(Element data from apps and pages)
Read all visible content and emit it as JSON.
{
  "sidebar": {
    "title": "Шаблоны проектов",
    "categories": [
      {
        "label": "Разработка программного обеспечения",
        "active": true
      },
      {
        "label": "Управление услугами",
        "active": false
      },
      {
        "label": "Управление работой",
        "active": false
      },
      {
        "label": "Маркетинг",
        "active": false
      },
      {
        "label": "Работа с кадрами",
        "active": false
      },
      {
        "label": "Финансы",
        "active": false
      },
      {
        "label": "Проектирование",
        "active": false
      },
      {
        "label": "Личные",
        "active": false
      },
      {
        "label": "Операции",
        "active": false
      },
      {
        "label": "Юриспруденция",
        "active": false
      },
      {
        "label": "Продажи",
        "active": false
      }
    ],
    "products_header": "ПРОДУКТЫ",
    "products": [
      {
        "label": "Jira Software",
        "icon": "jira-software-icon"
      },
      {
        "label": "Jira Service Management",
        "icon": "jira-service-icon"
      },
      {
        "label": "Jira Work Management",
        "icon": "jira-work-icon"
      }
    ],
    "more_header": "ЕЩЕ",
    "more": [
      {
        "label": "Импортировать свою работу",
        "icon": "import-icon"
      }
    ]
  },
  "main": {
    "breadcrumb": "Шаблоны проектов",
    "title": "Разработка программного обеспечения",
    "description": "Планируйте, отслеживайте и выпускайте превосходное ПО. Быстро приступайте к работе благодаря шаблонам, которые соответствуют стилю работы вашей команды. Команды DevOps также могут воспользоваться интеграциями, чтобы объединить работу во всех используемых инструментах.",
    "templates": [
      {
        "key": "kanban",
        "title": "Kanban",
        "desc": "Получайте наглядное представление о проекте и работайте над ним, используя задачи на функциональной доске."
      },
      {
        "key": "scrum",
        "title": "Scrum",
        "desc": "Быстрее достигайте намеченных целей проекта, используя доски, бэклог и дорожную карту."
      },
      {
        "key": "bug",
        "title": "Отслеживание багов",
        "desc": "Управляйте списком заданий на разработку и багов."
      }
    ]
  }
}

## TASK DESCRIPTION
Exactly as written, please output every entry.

## RESULT OF THIS TASK
Read all visible content and emit it as JSON.
{
  "sidebar": {
    "title": "Шаблоны проектов",
    "categories": [
      {
        "label": "Разработка программного обеспечения",
        "active": true
      },
      {
        "label": "Управление услугами",
        "active": false
      },
      {
        "label": "Управление работой",
        "active": false
      },
      {
        "label": "Маркетинг",
        "active": false
      },
      {
        "label": "Работа с кадрами",
        "active": false
      },
      {
        "label": "Финансы",
        "active": false
      },
      {
        "label": "Проектирование",
        "active": false
      },
      {
        "label": "Личные",
        "active": false
      },
      {
        "label": "Операции",
        "active": false
      },
      {
        "label": "Юриспруденция",
        "active": false
      },
      {
        "label": "Продажи",
        "active": false
      }
    ],
    "products_header": "ПРОДУКТЫ",
    "products": [
      {
        "label": "Jira Software",
        "icon": "jira-software-icon"
      },
      {
        "label": "Jira Service Management",
        "icon": "jira-service-icon"
      },
      {
        "label": "Jira Work Management",
        "icon": "jira-work-icon"
      }
    ],
    "more_header": "ЕЩЕ",
    "more": [
      {
        "label": "Импортировать свою работу",
        "icon": "import-icon"
      }
    ]
  },
  "main": {
    "breadcrumb": "Шаблоны проектов",
    "title": "Разработка программного обеспечения",
    "description": "Планируйте, отслеживайте и выпускайте превосходное ПО. Быстро приступайте к работе благодаря шаблонам, которые соответствуют стилю работы вашей команды. Команды DevOps также могут воспользоваться интеграциями, чтобы объединить работу во всех используемых инструментах.",
    "templates": [
      {
        "key": "kanban",
        "title": "Kanban",
        "desc": "Получайте наглядное представление о проекте и работайте над ним, используя задачи на функциональной доске."
      },
      {
        "key": "scrum",
        "title": "Scrum",
        "desc": "Быстрее достигайте намеченных целей проекта, используя доски, бэклог и дорожную карту."
      },
      {
        "key": "bug",
        "title": "Отслеживание багов",
        "desc": "Управляйте списком заданий на разработку и багов."
      }
    ]
  }
}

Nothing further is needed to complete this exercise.